-- Opening Marker --
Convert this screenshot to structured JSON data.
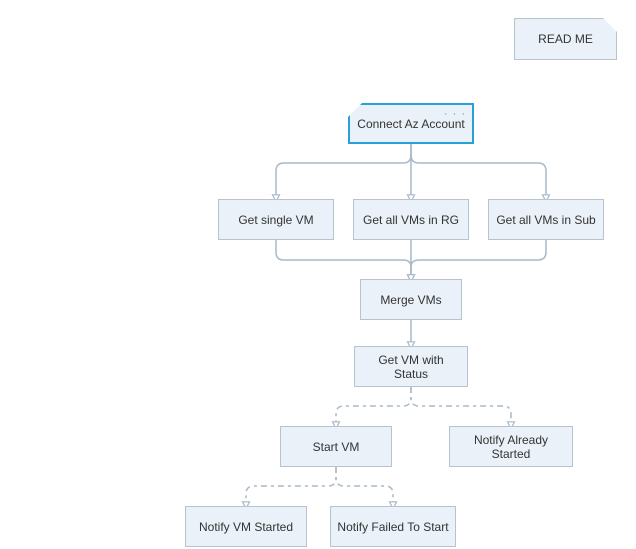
{
  "workflow": {
    "readme": {
      "label": "READ ME"
    },
    "connect": {
      "label": "Connect Az Account"
    },
    "get_single_vm": {
      "label": "Get single VM"
    },
    "get_all_vms_rg": {
      "label": "Get all VMs in RG"
    },
    "get_all_vms_sub": {
      "label": "Get all VMs in Sub"
    },
    "merge_vms": {
      "label": "Merge VMs"
    },
    "get_vm_status": {
      "label": "Get VM with Status"
    },
    "start_vm": {
      "label": "Start VM"
    },
    "notify_already_started": {
      "label": "Notify Already Started"
    },
    "notify_vm_started": {
      "label": "Notify VM Started"
    },
    "notify_failed": {
      "label": "Notify Failed To Start"
    }
  },
  "colors": {
    "node_fill": "#eaf1f9",
    "node_border": "#b7c4cf",
    "selected_border": "#2aa0db",
    "connector": "#a9b9c7"
  }
}
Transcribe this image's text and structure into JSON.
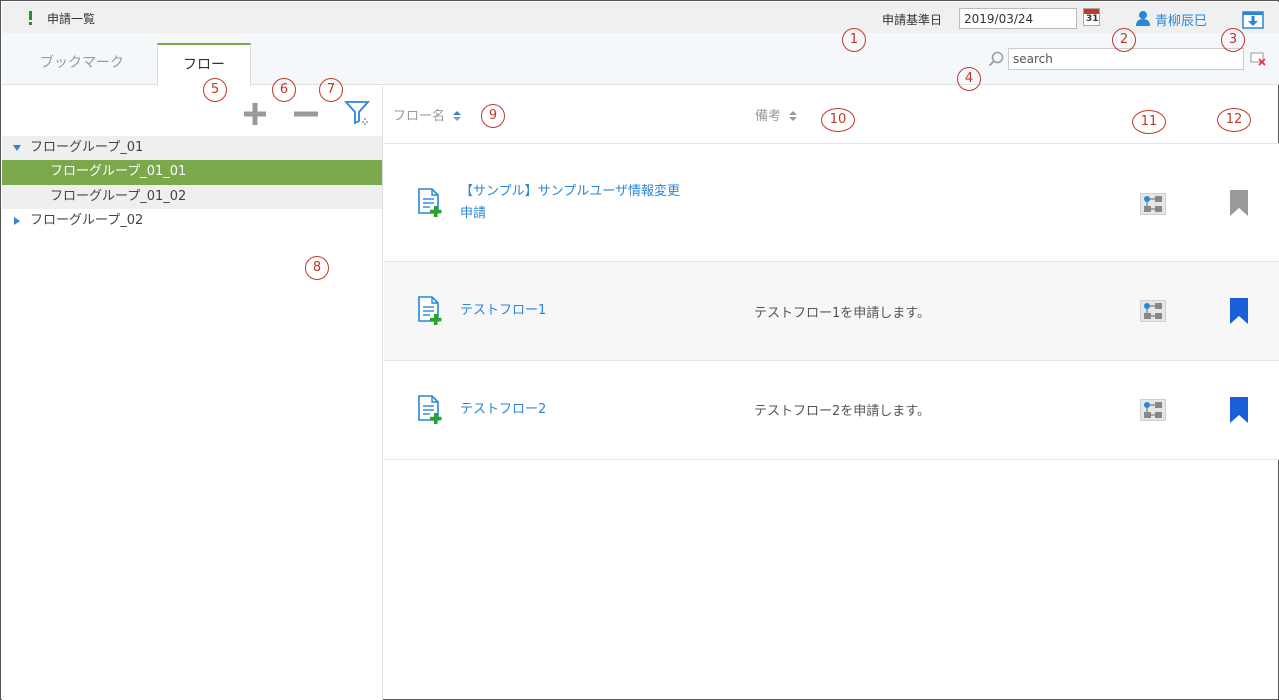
{
  "header": {
    "title": "申請一覧",
    "date_label": "申請基準日",
    "date_value": "2019/03/24",
    "calendar_day": "31",
    "user_name": "青柳辰巳"
  },
  "tabs": [
    {
      "label": "ブックマーク",
      "active": false
    },
    {
      "label": "フロー",
      "active": true
    }
  ],
  "search": {
    "placeholder": "search"
  },
  "tree": {
    "groups": [
      {
        "label": "フローグループ_01",
        "expanded": true,
        "children": [
          {
            "label": "フローグループ_01_01",
            "selected": true
          },
          {
            "label": "フローグループ_01_02",
            "selected": false
          }
        ]
      },
      {
        "label": "フローグループ_02",
        "expanded": false
      }
    ]
  },
  "columns": {
    "flow_name": "フロー名",
    "note": "備考"
  },
  "flows": [
    {
      "name_line1": "【サンプル】サンプルユーザ情報変更",
      "name_line2": "申請",
      "note": "",
      "bookmarked": false
    },
    {
      "name_line1": "テストフロー1",
      "name_line2": "",
      "note": "テストフロー1を申請します。",
      "bookmarked": true
    },
    {
      "name_line1": "テストフロー2",
      "name_line2": "",
      "note": "テストフロー2を申請します。",
      "bookmarked": true
    }
  ],
  "annotations": [
    "1",
    "2",
    "3",
    "4",
    "5",
    "6",
    "7",
    "8",
    "9",
    "10",
    "11",
    "12"
  ],
  "colors": {
    "accent_green": "#7aa84a",
    "link_blue": "#2a86d9",
    "bookmark_on": "#1a5fd8",
    "bookmark_off": "#999999",
    "annotation_red": "#c0392b"
  }
}
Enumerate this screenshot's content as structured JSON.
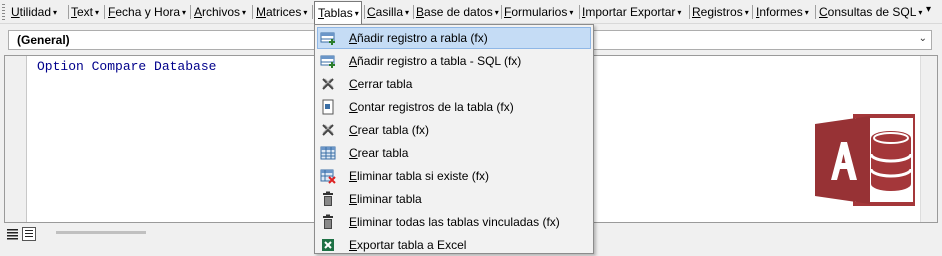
{
  "menubar": {
    "items": [
      {
        "first": "U",
        "rest": "tilidad"
      },
      {
        "first": "T",
        "rest": "ext"
      },
      {
        "first": "F",
        "rest": "echa y Hora"
      },
      {
        "first": "A",
        "rest": "rchivos"
      },
      {
        "first": "M",
        "rest": "atrices"
      },
      {
        "first": "T",
        "rest": "ablas"
      },
      {
        "first": "C",
        "rest": "asilla"
      },
      {
        "first": "B",
        "rest": "ase de datos"
      },
      {
        "first": "F",
        "rest": "ormularios"
      },
      {
        "first": "I",
        "rest": "mportar Exportar"
      },
      {
        "first": "R",
        "rest": "egistros"
      },
      {
        "first": "I",
        "rest": "nformes"
      },
      {
        "first": "C",
        "rest": "onsultas de SQL"
      }
    ],
    "arrow": "▾",
    "overflow": "▾"
  },
  "procedure_combo": {
    "value": "(General)",
    "arrow": "⌄"
  },
  "code": {
    "line1": "Option Compare Database"
  },
  "dropdown": {
    "items": [
      {
        "first": "A",
        "rest": "ñadir registro a rabla (fx)",
        "icon": "table-add-icon",
        "highlighted": true
      },
      {
        "first": "A",
        "rest": "ñadir registro a tabla - SQL (fx)",
        "icon": "table-add-icon"
      },
      {
        "first": "C",
        "rest": "errar tabla",
        "icon": "close-x-icon"
      },
      {
        "first": "C",
        "rest": "ontar registros de la tabla (fx)",
        "icon": "count-records-icon"
      },
      {
        "first": "C",
        "rest": "rear tabla (fx)",
        "icon": "close-x-icon"
      },
      {
        "first": "C",
        "rest": "rear tabla",
        "icon": "table-grid-icon"
      },
      {
        "first": "E",
        "rest": "liminar tabla si existe (fx)",
        "icon": "table-delete-icon"
      },
      {
        "first": "E",
        "rest": "liminar tabla",
        "icon": "trash-icon"
      },
      {
        "first": "E",
        "rest": "liminar todas las tablas vinculadas (fx)",
        "icon": "trash-icon"
      },
      {
        "first": "E",
        "rest": "xportar tabla a Excel",
        "icon": "excel-icon"
      }
    ]
  },
  "colors": {
    "access_red": "#a4373a",
    "highlight": "#c5dcf5",
    "code_blue": "#00008b"
  }
}
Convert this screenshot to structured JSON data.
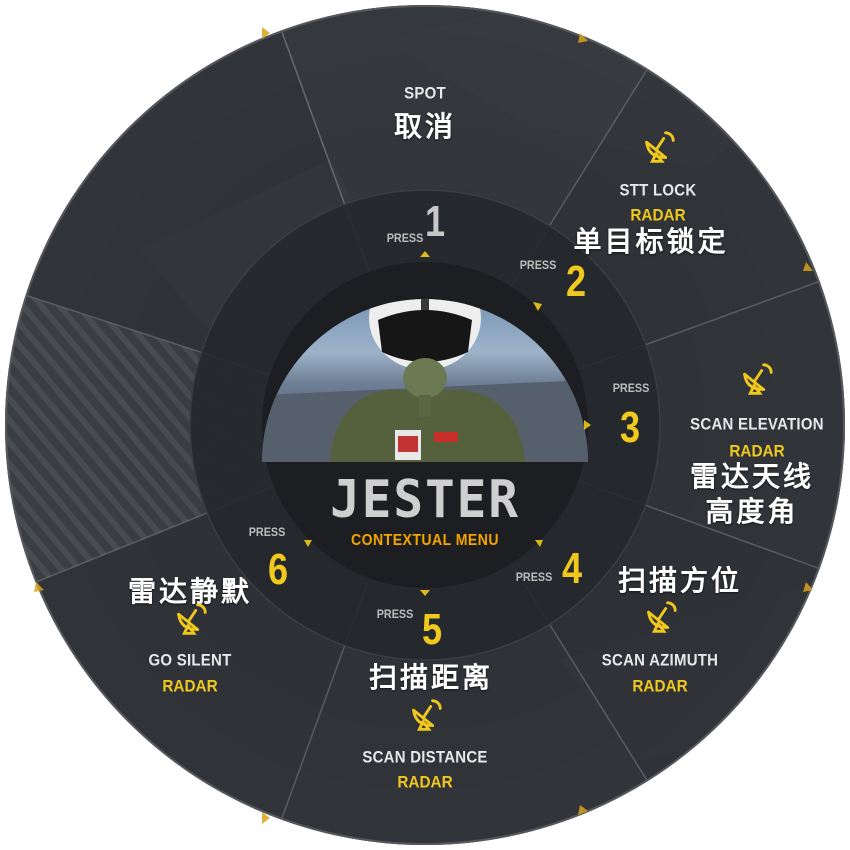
{
  "colors": {
    "accent_yellow": "#f0c91c",
    "subtitle_orange": "#f5a400",
    "option_active": "#f0c91c",
    "option_default": "#c8c8c8",
    "panel_dark": "#2b2e33",
    "inner_dark": "#1f2226"
  },
  "center": {
    "title": "JESTER",
    "subtitle": "CONTEXTUAL MENU",
    "portrait": "pilot-helmet-portrait"
  },
  "press_label": "PRESS",
  "options": [
    {
      "number": "1",
      "label": "SPOT",
      "category": "",
      "translation": "取消",
      "icon": ""
    },
    {
      "number": "2",
      "label": "STT LOCK",
      "category": "RADAR",
      "translation": "单目标锁定",
      "icon": "radar-dish-icon"
    },
    {
      "number": "3",
      "label": "SCAN ELEVATION",
      "category": "RADAR",
      "translation": "雷达天线\n高度角",
      "icon": "radar-dish-icon"
    },
    {
      "number": "4",
      "label": "SCAN AZIMUTH",
      "category": "RADAR",
      "translation": "扫描方位",
      "icon": "radar-dish-icon"
    },
    {
      "number": "5",
      "label": "SCAN DISTANCE",
      "category": "RADAR",
      "translation": "扫描距离",
      "icon": "radar-dish-icon"
    },
    {
      "number": "6",
      "label": "GO SILENT",
      "category": "RADAR",
      "translation": "雷达静默",
      "icon": "radar-dish-icon"
    }
  ]
}
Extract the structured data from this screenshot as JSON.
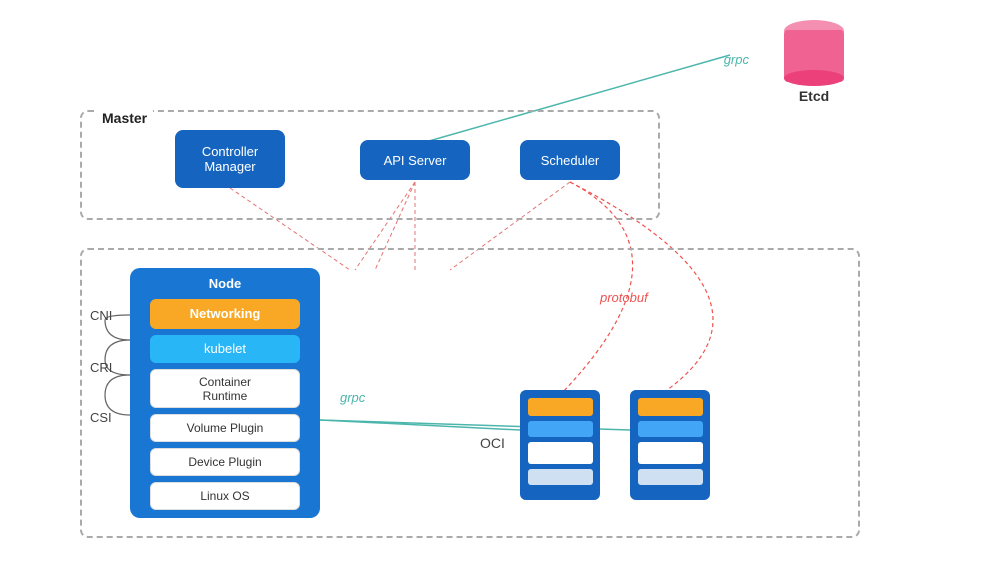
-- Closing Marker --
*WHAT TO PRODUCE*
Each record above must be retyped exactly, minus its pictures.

*THE ANSWER*
Convert this screenshot to structured JSON data.
{
  "workflow": {
    "readme": {
      "label": "READ ME"
    },
    "connect": {
      "label": "Connect Az Account"
    },
    "get_single_vm": {
      "label": "Get single VM"
    },
    "get_all_vms_rg": {
      "label": "Get all VMs in RG"
    },
    "get_all_vms_sub": {
      "label": "Get all VMs in Sub"
    },
    "merge_vms": {
      "label": "Merge VMs"
    },
    "get_vm_status": {
      "label": "Get VM with Status"
    },
    "start_vm": {
      "label": "Start VM"
    },
    "notify_already_started": {
      "label": "Notify Already Started"
    },
    "notify_vm_started": {
      "label": "Notify VM Started"
    },
    "notify_failed": {
      "label": "Notify Failed To Start"
    }
  },
  "colors": {
    "node_fill": "#eaf1f9",
    "node_border": "#b7c4cf",
    "selected_border": "#2aa0db",
    "connector": "#a9b9c7"
  }
}
Transcribe this image's text and structure into JSON.
{
  "header": {
    "title": "申請一覧",
    "date_label": "申請基準日",
    "date_value": "2019/03/24",
    "calendar_day": "31",
    "user_name": "青柳辰巳"
  },
  "tabs": [
    {
      "label": "ブックマーク",
      "active": false
    },
    {
      "label": "フロー",
      "active": true
    }
  ],
  "search": {
    "placeholder": "search"
  },
  "tree": {
    "groups": [
      {
        "label": "フローグループ_01",
        "expanded": true,
        "children": [
          {
            "label": "フローグループ_01_01",
            "selected": true
          },
          {
            "label": "フローグループ_01_02",
            "selected": false
          }
        ]
      },
      {
        "label": "フローグループ_02",
        "expanded": false
      }
    ]
  },
  "columns": {
    "flow_name": "フロー名",
    "note": "備考"
  },
  "flows": [
    {
      "name_line1": "【サンプル】サンプルユーザ情報変更",
      "name_line2": "申請",
      "note": "",
      "bookmarked": false
    },
    {
      "name_line1": "テストフロー1",
      "name_line2": "",
      "note": "テストフロー1を申請します。",
      "bookmarked": true
    },
    {
      "name_line1": "テストフロー2",
      "name_line2": "",
      "note": "テストフロー2を申請します。",
      "bookmarked": true
    }
  ],
  "annotations": [
    "1",
    "2",
    "3",
    "4",
    "5",
    "6",
    "7",
    "8",
    "9",
    "10",
    "11",
    "12"
  ],
  "colors": {
    "accent_green": "#7aa84a",
    "link_blue": "#2a86d9",
    "bookmark_on": "#1a5fd8",
    "bookmark_off": "#999999",
    "annotation_red": "#c0392b"
  }
}
Enumerate this screenshot's content as structured JSON.
{
  "menubar": {
    "items": [
      {
        "first": "U",
        "rest": "tilidad"
      },
      {
        "first": "T",
        "rest": "ext"
      },
      {
        "first": "F",
        "rest": "echa y Hora"
      },
      {
        "first": "A",
        "rest": "rchivos"
      },
      {
        "first": "M",
        "rest": "atrices"
      },
      {
        "first": "T",
        "rest": "ablas"
      },
      {
        "first": "C",
        "rest": "asilla"
      },
      {
        "first": "B",
        "rest": "ase de datos"
      },
      {
        "first": "F",
        "rest": "ormularios"
      },
      {
        "first": "I",
        "rest": "mportar Exportar"
      },
      {
        "first": "R",
        "rest": "egistros"
      },
      {
        "first": "I",
        "rest": "nformes"
      },
      {
        "first": "C",
        "rest": "onsultas de SQL"
      }
    ],
    "arrow": "▾",
    "overflow": "▾"
  },
  "procedure_combo": {
    "value": "(General)",
    "arrow": "⌄"
  },
  "code": {
    "line1": "Option Compare Database"
  },
  "dropdown": {
    "items": [
      {
        "first": "A",
        "rest": "ñadir registro a rabla (fx)",
        "icon": "table-add-icon",
        "highlighted": true
      },
      {
        "first": "A",
        "rest": "ñadir registro a tabla - SQL (fx)",
        "icon": "table-add-icon"
      },
      {
        "first": "C",
        "rest": "errar tabla",
        "icon": "close-x-icon"
      },
      {
        "first": "C",
        "rest": "ontar registros de la tabla (fx)",
        "icon": "count-records-icon"
      },
      {
        "first": "C",
        "rest": "rear tabla (fx)",
        "icon": "close-x-icon"
      },
      {
        "first": "C",
        "rest": "rear tabla",
        "icon": "table-grid-icon"
      },
      {
        "first": "E",
        "rest": "liminar tabla si existe (fx)",
        "icon": "table-delete-icon"
      },
      {
        "first": "E",
        "rest": "liminar tabla",
        "icon": "trash-icon"
      },
      {
        "first": "E",
        "rest": "liminar todas las tablas vinculadas (fx)",
        "icon": "trash-icon"
      },
      {
        "first": "E",
        "rest": "xportar tabla a Excel",
        "icon": "excel-icon"
      }
    ]
  },
  "colors": {
    "access_red": "#a4373a",
    "highlight": "#c5dcf5",
    "code_blue": "#00008b"
  }
}
Convert this screenshot to structured JSON data.
{
  "colors": {
    "accent_yellow": "#f0c91c",
    "subtitle_orange": "#f5a400",
    "option_active": "#f0c91c",
    "option_default": "#c8c8c8",
    "panel_dark": "#2b2e33",
    "inner_dark": "#1f2226"
  },
  "center": {
    "title": "JESTER",
    "subtitle": "CONTEXTUAL MENU",
    "portrait": "pilot-helmet-portrait"
  },
  "press_label": "PRESS",
  "options": [
    {
      "number": "1",
      "label": "SPOT",
      "category": "",
      "translation": "取消",
      "icon": ""
    },
    {
      "number": "2",
      "label": "STT LOCK",
      "category": "RADAR",
      "translation": "单目标锁定",
      "icon": "radar-dish-icon"
    },
    {
      "number": "3",
      "label": "SCAN ELEVATION",
      "category": "RADAR",
      "translation": "雷达天线\n高度角",
      "icon": "radar-dish-icon"
    },
    {
      "number": "4",
      "label": "SCAN AZIMUTH",
      "category": "RADAR",
      "translation": "扫描方位",
      "icon": "radar-dish-icon"
    },
    {
      "number": "5",
      "label": "SCAN DISTANCE",
      "category": "RADAR",
      "translation": "扫描距离",
      "icon": "radar-dish-icon"
    },
    {
      "number": "6",
      "label": "GO SILENT",
      "category": "RADAR",
      "translation": "雷达静默",
      "icon": "radar-dish-icon"
    }
  ]
}
Extract the structured data from this screenshot as JSON.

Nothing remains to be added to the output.